Coronavirus is real and it isn't going anywhere anytime soon.
That’s the word from Dr. Shana Jarmer with Sumner County Family Care Center. "As social distancing wanes and restrictions are loosened, the United States continues to see around 30,000 new cases daily with cases rising in the southeastern states and the most positive tests reported in one day in Los Angeles, California this week," she wrote in an email to the Wellington Daily News.
The total death toll in the United States for COVID-19 surpassed American lives lost in World War I last week and currently sits at 122,610 lives.
There have been 10 confirmed positive cases of COVID-19 in Sumner County. Eight people have recovered, one has died and there is one active case - a man in his 60s, according to the Sumner County Health Dept. and KDHE (Kansas Department of Health and Environment.
With only 10 confirmed cases in Sumner County, it is easy to feel like the virus won't affect us personally, Jarmer said. However, local public health officials report that last week ended with the most COVID-19 patients hospitalized of any week since the coronavirus pandemic hit the Wichita area.
Since Gov. Laura Kelly ended her statewide phased-in approach the week of May 23rd, the number of active cases has doubled and the positive testing percentage has more than quadrupled.
"Coronavirus is knocking on Sumner County's doorstep," Jarmer said. "As activities restart and the fatigue of COVID sets in I'm urging the citizens of Sumner County to be vigilant. Please continue to practice social distancing and wash your hands. Wearing a mask is no fun but studies have shown it is effective at cutting down the transmission of COVID-19."
Jarmer mentioned the hairdresser in Missouri that went to work with ill symptoms and later tested positive for Coronavirus, but did not infect any of the 140 clients or coworkers she came in contact with because everyone was appropriately wearing masks.
"Western countries are experiencing higher rates of COVID-19 infections compared to Asian countries because of the West's aversion to wearing masks," Jarmer said.
It is not recommended that you go to work (or leave your house for that matter) with ill symptoms other than to see your doctor. If you are experiencing any symptoms including but not limited to cough, fever, headache, diarrhea, loss of smell, loss of taste, shortness of breath, sore throat or blood clots, discuss them with your doctor and see if you should be tested.

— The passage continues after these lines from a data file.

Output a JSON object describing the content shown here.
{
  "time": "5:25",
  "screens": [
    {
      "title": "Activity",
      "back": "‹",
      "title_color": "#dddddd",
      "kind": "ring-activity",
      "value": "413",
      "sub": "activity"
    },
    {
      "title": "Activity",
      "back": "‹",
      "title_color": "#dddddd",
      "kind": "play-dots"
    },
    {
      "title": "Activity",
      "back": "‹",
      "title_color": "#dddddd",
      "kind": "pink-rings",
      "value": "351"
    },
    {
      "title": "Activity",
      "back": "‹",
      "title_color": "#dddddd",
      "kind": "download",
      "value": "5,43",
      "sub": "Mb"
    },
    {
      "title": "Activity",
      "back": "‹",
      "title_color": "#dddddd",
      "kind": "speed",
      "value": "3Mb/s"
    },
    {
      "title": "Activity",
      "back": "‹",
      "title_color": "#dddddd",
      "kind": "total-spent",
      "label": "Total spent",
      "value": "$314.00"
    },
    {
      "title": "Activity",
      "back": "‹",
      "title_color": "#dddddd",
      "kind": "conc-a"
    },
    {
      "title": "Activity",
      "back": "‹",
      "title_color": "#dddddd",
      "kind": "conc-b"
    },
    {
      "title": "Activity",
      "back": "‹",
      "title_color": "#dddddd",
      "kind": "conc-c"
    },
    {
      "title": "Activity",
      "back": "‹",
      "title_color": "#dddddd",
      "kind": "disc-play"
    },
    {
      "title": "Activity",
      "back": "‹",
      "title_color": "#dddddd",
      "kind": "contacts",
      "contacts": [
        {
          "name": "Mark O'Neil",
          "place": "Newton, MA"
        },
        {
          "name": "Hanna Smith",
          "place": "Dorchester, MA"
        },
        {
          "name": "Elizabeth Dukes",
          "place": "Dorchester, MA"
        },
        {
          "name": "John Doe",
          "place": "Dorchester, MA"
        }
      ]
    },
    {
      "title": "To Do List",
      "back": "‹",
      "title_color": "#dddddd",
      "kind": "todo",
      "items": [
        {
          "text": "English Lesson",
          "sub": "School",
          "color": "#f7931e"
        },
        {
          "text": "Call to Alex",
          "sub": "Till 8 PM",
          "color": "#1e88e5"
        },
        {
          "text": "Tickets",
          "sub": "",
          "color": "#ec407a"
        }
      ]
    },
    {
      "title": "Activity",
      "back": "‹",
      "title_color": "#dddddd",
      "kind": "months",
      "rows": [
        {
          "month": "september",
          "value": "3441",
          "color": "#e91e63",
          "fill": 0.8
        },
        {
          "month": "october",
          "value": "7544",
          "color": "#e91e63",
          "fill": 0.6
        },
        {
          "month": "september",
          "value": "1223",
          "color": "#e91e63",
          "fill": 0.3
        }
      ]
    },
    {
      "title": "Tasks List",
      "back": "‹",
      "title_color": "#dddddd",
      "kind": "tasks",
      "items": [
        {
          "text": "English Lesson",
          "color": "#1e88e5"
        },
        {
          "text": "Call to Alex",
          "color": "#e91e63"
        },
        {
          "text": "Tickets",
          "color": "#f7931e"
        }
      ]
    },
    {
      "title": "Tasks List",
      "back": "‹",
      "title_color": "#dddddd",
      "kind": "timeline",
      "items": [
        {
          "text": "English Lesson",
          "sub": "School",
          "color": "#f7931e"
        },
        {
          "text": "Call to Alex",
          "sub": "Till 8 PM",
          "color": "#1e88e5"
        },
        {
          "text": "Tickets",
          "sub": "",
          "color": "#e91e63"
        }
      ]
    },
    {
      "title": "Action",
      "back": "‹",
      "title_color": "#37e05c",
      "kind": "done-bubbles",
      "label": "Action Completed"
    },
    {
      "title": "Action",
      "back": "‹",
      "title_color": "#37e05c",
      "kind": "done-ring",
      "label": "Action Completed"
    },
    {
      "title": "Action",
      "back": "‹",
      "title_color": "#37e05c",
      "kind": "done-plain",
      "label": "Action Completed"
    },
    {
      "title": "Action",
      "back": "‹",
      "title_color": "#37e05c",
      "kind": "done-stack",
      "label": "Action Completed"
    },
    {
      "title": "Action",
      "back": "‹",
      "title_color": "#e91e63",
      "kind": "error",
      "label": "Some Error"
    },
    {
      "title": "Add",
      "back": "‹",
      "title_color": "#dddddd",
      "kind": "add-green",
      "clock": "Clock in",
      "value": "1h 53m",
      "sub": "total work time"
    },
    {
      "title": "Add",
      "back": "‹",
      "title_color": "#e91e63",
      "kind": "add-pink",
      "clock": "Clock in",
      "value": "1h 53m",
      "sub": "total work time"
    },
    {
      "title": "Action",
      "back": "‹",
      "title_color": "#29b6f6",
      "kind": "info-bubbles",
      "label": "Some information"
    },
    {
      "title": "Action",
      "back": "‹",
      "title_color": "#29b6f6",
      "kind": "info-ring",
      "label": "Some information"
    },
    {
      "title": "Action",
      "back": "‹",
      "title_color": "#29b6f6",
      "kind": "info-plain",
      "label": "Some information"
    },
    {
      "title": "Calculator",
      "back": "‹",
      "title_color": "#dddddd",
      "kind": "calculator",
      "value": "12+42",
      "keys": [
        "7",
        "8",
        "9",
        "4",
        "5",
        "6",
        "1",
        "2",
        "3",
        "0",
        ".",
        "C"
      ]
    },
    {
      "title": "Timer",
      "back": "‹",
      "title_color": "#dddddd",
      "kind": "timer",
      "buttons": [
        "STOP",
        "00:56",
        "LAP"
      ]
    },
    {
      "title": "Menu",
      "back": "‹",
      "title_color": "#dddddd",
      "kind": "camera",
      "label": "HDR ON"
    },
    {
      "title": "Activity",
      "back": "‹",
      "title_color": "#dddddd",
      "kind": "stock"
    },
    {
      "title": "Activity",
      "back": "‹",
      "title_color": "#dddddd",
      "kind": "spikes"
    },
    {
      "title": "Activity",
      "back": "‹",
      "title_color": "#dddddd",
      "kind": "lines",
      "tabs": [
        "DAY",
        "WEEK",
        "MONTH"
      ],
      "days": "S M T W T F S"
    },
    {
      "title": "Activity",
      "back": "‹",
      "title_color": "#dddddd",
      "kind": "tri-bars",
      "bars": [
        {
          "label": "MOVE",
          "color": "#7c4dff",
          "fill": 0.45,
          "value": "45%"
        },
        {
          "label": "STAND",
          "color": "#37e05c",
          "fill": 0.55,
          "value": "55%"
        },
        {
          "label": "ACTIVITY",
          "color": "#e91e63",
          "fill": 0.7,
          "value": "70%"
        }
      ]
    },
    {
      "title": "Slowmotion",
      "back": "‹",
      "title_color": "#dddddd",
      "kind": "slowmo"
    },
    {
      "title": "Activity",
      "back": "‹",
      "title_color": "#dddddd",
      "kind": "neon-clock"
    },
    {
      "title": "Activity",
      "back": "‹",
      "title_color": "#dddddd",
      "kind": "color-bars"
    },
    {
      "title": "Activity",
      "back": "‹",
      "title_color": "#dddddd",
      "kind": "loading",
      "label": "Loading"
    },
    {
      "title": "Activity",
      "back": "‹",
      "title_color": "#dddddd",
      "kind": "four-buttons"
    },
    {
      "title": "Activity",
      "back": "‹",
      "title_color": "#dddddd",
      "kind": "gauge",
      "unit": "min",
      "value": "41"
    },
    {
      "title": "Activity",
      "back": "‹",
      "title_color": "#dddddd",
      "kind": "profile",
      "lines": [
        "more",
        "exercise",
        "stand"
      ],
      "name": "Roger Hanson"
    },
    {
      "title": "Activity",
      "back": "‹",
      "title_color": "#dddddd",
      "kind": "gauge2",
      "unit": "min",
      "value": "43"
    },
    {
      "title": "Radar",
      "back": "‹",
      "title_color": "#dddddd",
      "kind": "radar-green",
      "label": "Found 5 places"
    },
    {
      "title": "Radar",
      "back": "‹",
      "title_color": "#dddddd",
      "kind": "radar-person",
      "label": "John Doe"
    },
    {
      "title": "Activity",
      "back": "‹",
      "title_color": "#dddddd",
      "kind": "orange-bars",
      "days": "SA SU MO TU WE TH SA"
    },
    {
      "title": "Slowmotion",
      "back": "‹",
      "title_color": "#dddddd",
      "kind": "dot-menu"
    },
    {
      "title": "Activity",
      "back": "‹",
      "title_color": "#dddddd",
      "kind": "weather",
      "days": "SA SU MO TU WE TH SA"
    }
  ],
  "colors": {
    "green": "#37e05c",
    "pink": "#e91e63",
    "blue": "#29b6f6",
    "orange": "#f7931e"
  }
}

"Please don't ignore symptoms of COVID and just as importantly, do not neglect chronic medical conditions such as heart disease and diabetes as these are risk factors for people who may experience more severe symptoms from coronavirus," Jarmer said. "Please stay up to date on routine childhood immunizations to prevent resurgence of diseases like measles."
Jarmer mentioned a quote from a t-shirt she purchased during the quarantine."Spread kindness, not germs."